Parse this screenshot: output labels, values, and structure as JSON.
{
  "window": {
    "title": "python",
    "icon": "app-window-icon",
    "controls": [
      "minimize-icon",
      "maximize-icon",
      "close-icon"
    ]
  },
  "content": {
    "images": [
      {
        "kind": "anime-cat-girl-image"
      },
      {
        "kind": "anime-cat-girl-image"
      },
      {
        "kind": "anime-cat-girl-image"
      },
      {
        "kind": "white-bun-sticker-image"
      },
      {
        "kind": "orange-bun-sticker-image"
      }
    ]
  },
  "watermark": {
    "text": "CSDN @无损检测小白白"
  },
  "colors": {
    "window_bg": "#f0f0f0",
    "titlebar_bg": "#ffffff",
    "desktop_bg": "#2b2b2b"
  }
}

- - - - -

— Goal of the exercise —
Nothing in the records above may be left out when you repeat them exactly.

— Exercise output —
Parse this screenshot: output labels, values, and structure as JSON.
{
  "window": {
    "title": "python",
    "icon": "app-window-icon",
    "controls": [
      "minimize-icon",
      "maximize-icon",
      "close-icon"
    ]
  },
  "content": {
    "images": [
      {
        "kind": "anime-cat-girl-image"
      },
      {
        "kind": "anime-cat-girl-image"
      },
      {
        "kind": "anime-cat-girl-image"
      },
      {
        "kind": "white-bun-sticker-image"
      },
      {
        "kind": "orange-bun-sticker-image"
      }
    ]
  },
  "watermark": {
    "text": "CSDN @无损检测小白白"
  },
  "colors": {
    "window_bg": "#f0f0f0",
    "titlebar_bg": "#ffffff",
    "desktop_bg": "#2b2b2b"
  }
}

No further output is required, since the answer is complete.